PROMPT:
Reproduce the full set of records that follow, exactly as shown.

■ ■ ■ ■ ■ ■ ■

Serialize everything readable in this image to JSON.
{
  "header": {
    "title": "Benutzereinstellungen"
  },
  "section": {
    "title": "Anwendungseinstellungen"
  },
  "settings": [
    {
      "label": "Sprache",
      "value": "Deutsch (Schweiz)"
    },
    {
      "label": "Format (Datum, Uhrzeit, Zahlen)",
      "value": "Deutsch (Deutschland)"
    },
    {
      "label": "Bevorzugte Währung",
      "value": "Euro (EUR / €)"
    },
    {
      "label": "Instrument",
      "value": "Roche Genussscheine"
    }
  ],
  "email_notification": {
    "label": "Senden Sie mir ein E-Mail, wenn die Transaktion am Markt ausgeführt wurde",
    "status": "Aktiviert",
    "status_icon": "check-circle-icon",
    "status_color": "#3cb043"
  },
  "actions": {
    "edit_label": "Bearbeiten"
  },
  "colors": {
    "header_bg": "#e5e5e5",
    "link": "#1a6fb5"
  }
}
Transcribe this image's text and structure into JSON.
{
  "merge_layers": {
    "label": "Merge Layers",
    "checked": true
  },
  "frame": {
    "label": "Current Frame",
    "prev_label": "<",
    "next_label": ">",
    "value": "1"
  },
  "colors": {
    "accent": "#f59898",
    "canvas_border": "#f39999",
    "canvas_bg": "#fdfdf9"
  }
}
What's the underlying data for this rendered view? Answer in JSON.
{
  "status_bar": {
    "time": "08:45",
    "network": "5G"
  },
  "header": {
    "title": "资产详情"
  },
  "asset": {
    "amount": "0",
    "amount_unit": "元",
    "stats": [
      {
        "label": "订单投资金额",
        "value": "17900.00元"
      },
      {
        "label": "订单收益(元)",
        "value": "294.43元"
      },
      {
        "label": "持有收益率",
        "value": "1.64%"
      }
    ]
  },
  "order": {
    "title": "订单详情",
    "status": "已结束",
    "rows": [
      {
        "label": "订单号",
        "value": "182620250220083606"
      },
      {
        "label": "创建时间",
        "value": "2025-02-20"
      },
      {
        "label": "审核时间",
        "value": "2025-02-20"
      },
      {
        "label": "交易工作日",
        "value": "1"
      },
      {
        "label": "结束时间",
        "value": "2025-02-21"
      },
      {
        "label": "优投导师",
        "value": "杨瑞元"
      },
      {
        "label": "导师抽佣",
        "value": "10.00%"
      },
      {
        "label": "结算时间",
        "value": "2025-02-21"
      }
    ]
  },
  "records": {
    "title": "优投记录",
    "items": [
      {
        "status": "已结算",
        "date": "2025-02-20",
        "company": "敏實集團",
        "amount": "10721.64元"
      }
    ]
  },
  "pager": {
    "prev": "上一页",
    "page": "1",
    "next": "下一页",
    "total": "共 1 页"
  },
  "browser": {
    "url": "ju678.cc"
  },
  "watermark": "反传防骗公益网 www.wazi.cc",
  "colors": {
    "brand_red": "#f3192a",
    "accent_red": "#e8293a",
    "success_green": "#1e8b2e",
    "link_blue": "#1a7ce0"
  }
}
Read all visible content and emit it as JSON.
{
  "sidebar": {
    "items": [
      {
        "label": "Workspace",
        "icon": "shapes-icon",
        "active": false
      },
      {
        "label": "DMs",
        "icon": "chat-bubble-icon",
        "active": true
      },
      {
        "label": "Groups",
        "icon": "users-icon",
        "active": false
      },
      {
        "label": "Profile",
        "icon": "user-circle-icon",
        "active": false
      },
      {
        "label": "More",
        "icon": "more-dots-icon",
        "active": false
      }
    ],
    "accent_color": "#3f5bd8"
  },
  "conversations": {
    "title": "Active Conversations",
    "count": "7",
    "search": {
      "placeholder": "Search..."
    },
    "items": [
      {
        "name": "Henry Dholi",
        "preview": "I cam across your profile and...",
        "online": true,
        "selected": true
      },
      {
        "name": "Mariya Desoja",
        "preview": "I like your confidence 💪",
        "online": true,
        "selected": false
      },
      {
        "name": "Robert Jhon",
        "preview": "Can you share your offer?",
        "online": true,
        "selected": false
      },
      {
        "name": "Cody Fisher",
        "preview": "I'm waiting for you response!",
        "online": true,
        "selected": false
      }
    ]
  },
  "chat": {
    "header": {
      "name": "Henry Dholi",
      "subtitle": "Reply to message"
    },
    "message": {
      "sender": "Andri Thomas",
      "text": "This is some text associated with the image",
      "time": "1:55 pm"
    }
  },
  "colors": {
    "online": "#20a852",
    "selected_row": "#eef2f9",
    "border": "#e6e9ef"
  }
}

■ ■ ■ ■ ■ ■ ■

TASK RESPONSE:
Serialize everything readable in this image to JSON.
{
  "header": {
    "title": "Benutzereinstellungen"
  },
  "section": {
    "title": "Anwendungseinstellungen"
  },
  "settings": [
    {
      "label": "Sprache",
      "value": "Deutsch (Schweiz)"
    },
    {
      "label": "Format (Datum, Uhrzeit, Zahlen)",
      "value": "Deutsch (Deutschland)"
    },
    {
      "label": "Bevorzugte Währung",
      "value": "Euro (EUR / €)"
    },
    {
      "label": "Instrument",
      "value": "Roche Genussscheine"
    }
  ],
  "email_notification": {
    "label": "Senden Sie mir ein E-Mail, wenn die Transaktion am Markt ausgeführt wurde",
    "status": "Aktiviert",
    "status_icon": "check-circle-icon",
    "status_color": "#3cb043"
  },
  "actions": {
    "edit_label": "Bearbeiten"
  },
  "colors": {
    "header_bg": "#e5e5e5",
    "link": "#1a6fb5"
  }
}
Transcribe this image's text and structure into JSON.
{
  "merge_layers": {
    "label": "Merge Layers",
    "checked": true
  },
  "frame": {
    "label": "Current Frame",
    "prev_label": "<",
    "next_label": ">",
    "value": "1"
  },
  "colors": {
    "accent": "#f59898",
    "canvas_border": "#f39999",
    "canvas_bg": "#fdfdf9"
  }
}
What's the underlying data for this rendered view? Answer in JSON.
{
  "status_bar": {
    "time": "08:45",
    "network": "5G"
  },
  "header": {
    "title": "资产详情"
  },
  "asset": {
    "amount": "0",
    "amount_unit": "元",
    "stats": [
      {
        "label": "订单投资金额",
        "value": "17900.00元"
      },
      {
        "label": "订单收益(元)",
        "value": "294.43元"
      },
      {
        "label": "持有收益率",
        "value": "1.64%"
      }
    ]
  },
  "order": {
    "title": "订单详情",
    "status": "已结束",
    "rows": [
      {
        "label": "订单号",
        "value": "182620250220083606"
      },
      {
        "label": "创建时间",
        "value": "2025-02-20"
      },
      {
        "label": "审核时间",
        "value": "2025-02-20"
      },
      {
        "label": "交易工作日",
        "value": "1"
      },
      {
        "label": "结束时间",
        "value": "2025-02-21"
      },
      {
        "label": "优投导师",
        "value": "杨瑞元"
      },
      {
        "label": "导师抽佣",
        "value": "10.00%"
      },
      {
        "label": "结算时间",
        "value": "2025-02-21"
      }
    ]
  },
  "records": {
    "title": "优投记录",
    "items": [
      {
        "status": "已结算",
        "date": "2025-02-20",
        "company": "敏實集團",
        "amount": "10721.64元"
      }
    ]
  },
  "pager": {
    "prev": "上一页",
    "page": "1",
    "next": "下一页",
    "total": "共 1 页"
  },
  "browser": {
    "url": "ju678.cc"
  },
  "watermark": "反传防骗公益网 www.wazi.cc",
  "colors": {
    "brand_red": "#f3192a",
    "accent_red": "#e8293a",
    "success_green": "#1e8b2e",
    "link_blue": "#1a7ce0"
  }
}
Read all visible content and emit it as JSON.
{
  "sidebar": {
    "items": [
      {
        "label": "Workspace",
        "icon": "shapes-icon",
        "active": false
      },
      {
        "label": "DMs",
        "icon": "chat-bubble-icon",
        "active": true
      },
      {
        "label": "Groups",
        "icon": "users-icon",
        "active": false
      },
      {
        "label": "Profile",
        "icon": "user-circle-icon",
        "active": false
      },
      {
        "label": "More",
        "icon": "more-dots-icon",
        "active": false
      }
    ],
    "accent_color": "#3f5bd8"
  },
  "conversations": {
    "title": "Active Conversations",
    "count": "7",
    "search": {
      "placeholder": "Search..."
    },
    "items": [
      {
        "name": "Henry Dholi",
        "preview": "I cam across your profile and...",
        "online": true,
        "selected": true
      },
      {
        "name": "Mariya Desoja",
        "preview": "I like your confidence 💪",
        "online": true,
        "selected": false
      },
      {
        "name": "Robert Jhon",
        "preview": "Can you share your offer?",
        "online": true,
        "selected": false
      },
      {
        "name": "Cody Fisher",
        "preview": "I'm waiting for you response!",
        "online": true,
        "selected": false
      }
    ]
  },
  "chat": {
    "header": {
      "name": "Henry Dholi",
      "subtitle": "Reply to message"
    },
    "message": {
      "sender": "Andri Thomas",
      "text": "This is some text associated with the image",
      "time": "1:55 pm"
    }
  },
  "colors": {
    "online": "#20a852",
    "selected_row": "#eef2f9",
    "border": "#e6e9ef"
  }
}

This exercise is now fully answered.